It was experiences like these that made me want to be a multilingual education teacher, to get involved with the board of PennTESOL-East, and to teach graduate students about language and culture.
During my freshman year, I was assigned to live in one of the rooms in Grey Towers Castle, and I warmly remember that whenever my roommates and I came home, TJ was there to greet us. She was the public safety officer assigned to the Castle, and we would spend hours sitting on the cushioned bench across from her station. She would give us advice, ask about our parents, and tell stories. It was like being welcomed home by family.

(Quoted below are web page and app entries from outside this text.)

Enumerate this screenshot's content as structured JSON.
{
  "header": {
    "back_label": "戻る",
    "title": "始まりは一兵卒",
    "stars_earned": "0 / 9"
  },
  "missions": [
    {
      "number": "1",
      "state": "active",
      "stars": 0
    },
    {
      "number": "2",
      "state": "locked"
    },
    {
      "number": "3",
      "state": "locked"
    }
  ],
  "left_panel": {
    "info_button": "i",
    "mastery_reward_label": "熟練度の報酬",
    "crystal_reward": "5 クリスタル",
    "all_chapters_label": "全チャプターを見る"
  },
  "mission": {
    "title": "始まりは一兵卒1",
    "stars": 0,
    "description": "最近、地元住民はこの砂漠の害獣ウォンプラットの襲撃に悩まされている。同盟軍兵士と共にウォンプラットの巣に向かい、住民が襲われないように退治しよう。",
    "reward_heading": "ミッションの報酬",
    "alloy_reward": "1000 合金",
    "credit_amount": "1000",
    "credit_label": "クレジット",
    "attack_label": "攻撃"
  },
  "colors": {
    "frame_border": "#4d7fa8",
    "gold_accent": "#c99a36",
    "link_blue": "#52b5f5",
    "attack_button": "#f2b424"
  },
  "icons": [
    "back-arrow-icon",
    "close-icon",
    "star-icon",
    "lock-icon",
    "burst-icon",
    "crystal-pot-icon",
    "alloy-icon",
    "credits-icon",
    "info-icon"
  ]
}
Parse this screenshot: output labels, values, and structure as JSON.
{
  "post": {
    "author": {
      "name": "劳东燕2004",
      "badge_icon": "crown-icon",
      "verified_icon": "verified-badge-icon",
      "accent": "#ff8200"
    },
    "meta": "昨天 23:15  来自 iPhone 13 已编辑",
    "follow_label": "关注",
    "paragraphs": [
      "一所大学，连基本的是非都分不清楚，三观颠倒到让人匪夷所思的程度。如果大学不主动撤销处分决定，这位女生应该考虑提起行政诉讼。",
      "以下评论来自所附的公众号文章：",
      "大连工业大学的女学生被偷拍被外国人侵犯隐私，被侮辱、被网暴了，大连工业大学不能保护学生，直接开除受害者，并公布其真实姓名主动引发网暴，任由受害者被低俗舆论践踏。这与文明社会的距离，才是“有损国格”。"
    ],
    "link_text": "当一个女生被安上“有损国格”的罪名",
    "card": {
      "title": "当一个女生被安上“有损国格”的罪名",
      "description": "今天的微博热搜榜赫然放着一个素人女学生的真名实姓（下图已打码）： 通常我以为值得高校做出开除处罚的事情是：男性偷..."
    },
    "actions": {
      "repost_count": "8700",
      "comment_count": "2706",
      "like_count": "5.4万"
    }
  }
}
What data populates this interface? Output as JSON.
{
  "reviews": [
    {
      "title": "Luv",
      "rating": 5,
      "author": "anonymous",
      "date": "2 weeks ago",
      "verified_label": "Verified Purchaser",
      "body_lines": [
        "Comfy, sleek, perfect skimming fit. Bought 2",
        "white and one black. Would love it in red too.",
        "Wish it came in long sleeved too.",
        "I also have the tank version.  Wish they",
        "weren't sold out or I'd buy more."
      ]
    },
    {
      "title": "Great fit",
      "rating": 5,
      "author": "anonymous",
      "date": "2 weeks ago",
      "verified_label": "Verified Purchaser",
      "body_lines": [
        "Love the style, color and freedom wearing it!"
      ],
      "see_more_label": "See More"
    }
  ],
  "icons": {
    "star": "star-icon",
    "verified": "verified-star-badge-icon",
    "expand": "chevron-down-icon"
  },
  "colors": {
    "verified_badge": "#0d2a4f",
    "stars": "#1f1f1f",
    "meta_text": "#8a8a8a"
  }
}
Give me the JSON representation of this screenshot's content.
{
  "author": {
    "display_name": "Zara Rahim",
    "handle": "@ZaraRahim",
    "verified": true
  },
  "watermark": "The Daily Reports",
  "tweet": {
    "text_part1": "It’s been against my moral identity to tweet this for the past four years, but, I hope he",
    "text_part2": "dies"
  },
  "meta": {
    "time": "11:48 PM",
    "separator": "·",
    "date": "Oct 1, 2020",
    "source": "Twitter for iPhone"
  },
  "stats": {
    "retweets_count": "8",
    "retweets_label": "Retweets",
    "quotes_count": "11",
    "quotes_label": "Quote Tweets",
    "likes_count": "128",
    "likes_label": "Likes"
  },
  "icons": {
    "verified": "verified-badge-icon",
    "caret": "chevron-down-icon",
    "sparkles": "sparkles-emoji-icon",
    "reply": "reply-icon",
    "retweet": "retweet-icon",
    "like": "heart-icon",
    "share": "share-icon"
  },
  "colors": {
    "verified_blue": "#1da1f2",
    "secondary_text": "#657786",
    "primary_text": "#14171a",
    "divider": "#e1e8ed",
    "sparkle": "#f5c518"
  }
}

At this point in my life, I feel that my greatest achievement is serving as president of PennTESOL-East. This role gave me the opportunity to plan a conference with the theme of “Celebrating the Impact of Educators.” As part of the conference, I created an award to recognize the meaningful work of TESOL professionals. I believe that honoring the work of others strengthens a community.